A Beginner’s Guide to Poker


Poker is a game of cards played by two or more people. It is a card game that involves some skill, psychology, and mathematics. The game also has some elements of chance. There are many variations of poker, but the basic game is the same everywhere. In most games, players must ante up something (the amount varies by game), and then bet into the pot. The player with the highest hand wins the pot. This process is repeated for each round of betting.

A basic understanding of the rules of poker is essential for beginning players. This is because a good foundation of the rules will allow a player to understand how the game works and improve their chances of winning at the game. It is important to know what the odds of a certain hand are, and how different hands rank against each other. This knowledge will help a player understand when it is advantageous to call or raise, and when it is better to fold.

It is also important to understand how the flop, turn, and river change the value of a poker hand. For example, if you hold pocket 7’s and the flop is 7-6-2, you have the nuts, which means that your hand is the best possible one in that situation. However, if the turn is a 5, then your nuts are no longer the best possible hand, and that honor now goes to anyone holding 8-9 (a straight).

A high knowledge of poker strategy will allow a beginner to make more accurate bets in the game. This will result in more winning hands and a higher overall win rate. This is because a strong strategy will minimize bad beats and increase bluffing opportunities. This type of strategy is especially helpful when playing against aggressive players.

One of the most important things that a new player can do is to pay attention to their opponents. This will not only give them information on how to play their own hand, but it will also give them clues on the hands that their opponents are holding. This is crucial because it can be used to read the opponent and make adjustments to their game accordingly.

The divide between break-even beginners and those who consistently win is often much smaller than you might think. In many cases it is just a few simple adjustments that a beginner can learn to make, which will enable them to start winning at the game faster.

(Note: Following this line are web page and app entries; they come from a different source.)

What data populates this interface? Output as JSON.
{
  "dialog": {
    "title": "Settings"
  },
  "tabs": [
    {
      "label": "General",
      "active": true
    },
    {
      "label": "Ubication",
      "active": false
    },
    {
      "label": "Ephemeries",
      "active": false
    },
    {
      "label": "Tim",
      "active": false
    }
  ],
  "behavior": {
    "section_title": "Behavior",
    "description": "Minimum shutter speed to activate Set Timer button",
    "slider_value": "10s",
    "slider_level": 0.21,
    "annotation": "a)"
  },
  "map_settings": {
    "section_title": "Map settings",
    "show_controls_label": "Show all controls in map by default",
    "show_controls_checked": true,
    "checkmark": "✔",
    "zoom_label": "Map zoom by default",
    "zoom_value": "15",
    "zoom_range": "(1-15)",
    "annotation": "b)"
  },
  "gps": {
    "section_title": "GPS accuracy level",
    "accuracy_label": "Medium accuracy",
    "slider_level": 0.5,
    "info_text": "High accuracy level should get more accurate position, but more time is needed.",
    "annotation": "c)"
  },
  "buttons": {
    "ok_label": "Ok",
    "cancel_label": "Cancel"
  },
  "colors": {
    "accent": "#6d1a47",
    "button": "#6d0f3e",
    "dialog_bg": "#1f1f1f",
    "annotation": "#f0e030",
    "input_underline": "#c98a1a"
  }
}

These changes are usually based on learning to view the game in a more cold, detached, mathematical and logical way than they presently do. This can go a long way toward helping a beginner become a consistent winner in the game of poker.